__EXERCISE AIM__: Pull every line holding the word "this" from the data below and copy it.

(Collection entries)
════
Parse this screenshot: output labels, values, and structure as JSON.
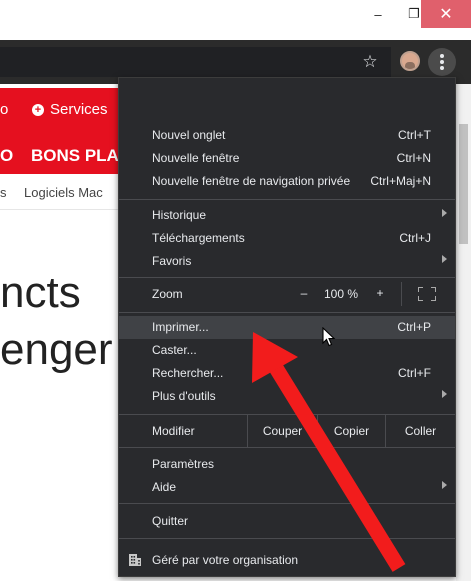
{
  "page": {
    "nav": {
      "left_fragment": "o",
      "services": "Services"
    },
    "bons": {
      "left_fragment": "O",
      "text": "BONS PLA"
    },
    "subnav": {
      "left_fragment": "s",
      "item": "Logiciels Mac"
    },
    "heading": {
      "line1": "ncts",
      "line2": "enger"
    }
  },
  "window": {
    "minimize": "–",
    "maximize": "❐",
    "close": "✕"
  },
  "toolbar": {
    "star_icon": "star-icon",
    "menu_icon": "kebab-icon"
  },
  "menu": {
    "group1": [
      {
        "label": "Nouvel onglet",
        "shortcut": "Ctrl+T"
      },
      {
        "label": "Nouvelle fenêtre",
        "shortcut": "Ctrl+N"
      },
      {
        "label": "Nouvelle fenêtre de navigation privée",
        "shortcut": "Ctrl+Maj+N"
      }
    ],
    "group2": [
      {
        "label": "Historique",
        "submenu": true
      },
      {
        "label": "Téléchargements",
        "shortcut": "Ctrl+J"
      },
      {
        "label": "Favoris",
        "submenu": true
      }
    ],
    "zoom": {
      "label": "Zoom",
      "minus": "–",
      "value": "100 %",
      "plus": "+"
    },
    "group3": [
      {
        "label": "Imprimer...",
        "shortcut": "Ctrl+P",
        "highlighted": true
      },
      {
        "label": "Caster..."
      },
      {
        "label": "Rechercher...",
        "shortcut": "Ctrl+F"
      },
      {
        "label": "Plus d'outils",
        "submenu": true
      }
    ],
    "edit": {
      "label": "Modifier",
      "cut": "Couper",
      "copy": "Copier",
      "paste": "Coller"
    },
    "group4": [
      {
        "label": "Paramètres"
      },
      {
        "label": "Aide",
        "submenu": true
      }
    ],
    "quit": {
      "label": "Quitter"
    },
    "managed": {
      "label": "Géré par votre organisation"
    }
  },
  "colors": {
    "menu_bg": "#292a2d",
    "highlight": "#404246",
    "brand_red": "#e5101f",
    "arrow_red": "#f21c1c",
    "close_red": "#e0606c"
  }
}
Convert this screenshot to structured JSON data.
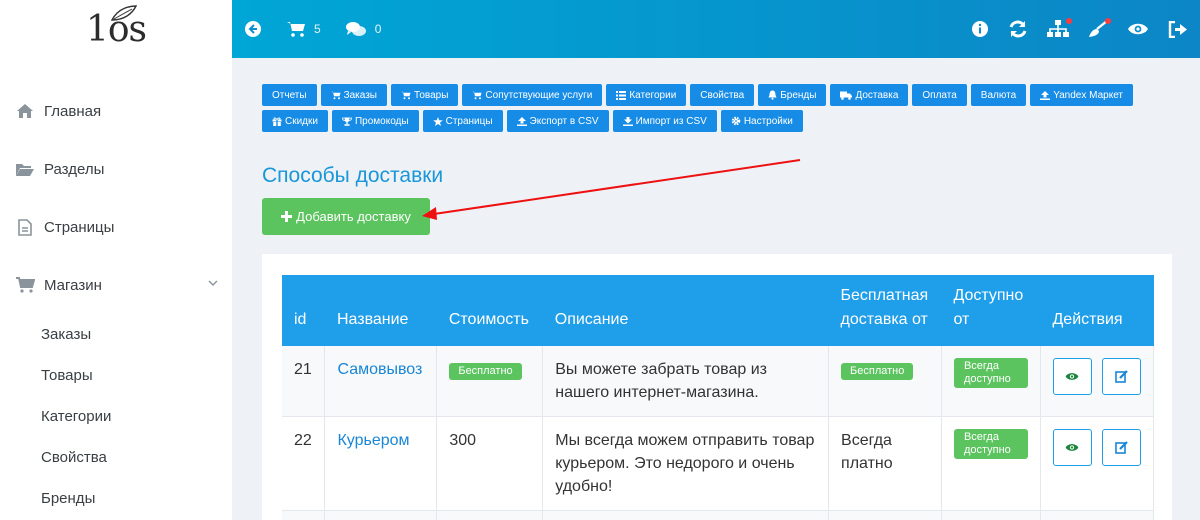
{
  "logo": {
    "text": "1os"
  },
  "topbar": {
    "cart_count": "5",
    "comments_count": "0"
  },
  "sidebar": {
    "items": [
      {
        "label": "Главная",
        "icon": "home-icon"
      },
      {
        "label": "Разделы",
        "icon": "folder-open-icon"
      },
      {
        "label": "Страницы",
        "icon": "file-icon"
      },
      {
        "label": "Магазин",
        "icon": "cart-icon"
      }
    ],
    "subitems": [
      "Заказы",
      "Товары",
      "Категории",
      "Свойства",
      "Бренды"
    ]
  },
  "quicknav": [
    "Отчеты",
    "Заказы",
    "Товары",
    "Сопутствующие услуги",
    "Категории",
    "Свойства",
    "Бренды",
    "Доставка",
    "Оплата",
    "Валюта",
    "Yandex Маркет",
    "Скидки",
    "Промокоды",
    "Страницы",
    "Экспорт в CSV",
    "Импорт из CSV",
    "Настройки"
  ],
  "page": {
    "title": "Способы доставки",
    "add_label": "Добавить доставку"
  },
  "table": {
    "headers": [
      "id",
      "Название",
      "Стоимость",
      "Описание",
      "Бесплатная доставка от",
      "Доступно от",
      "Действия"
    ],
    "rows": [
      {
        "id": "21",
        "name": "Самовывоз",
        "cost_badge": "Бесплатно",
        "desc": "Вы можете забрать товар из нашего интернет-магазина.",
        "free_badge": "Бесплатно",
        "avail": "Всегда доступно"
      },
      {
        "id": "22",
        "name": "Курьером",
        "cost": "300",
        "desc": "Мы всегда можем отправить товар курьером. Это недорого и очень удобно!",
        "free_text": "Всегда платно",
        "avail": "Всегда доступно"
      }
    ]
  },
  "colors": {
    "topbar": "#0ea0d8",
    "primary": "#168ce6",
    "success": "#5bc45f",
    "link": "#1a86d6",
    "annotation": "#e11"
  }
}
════
__SOLUTION TO THE EXERCISE__:
Parse this screenshot: output labels, values, and structure as JSON.
Convert this screenshot to structured JSON data.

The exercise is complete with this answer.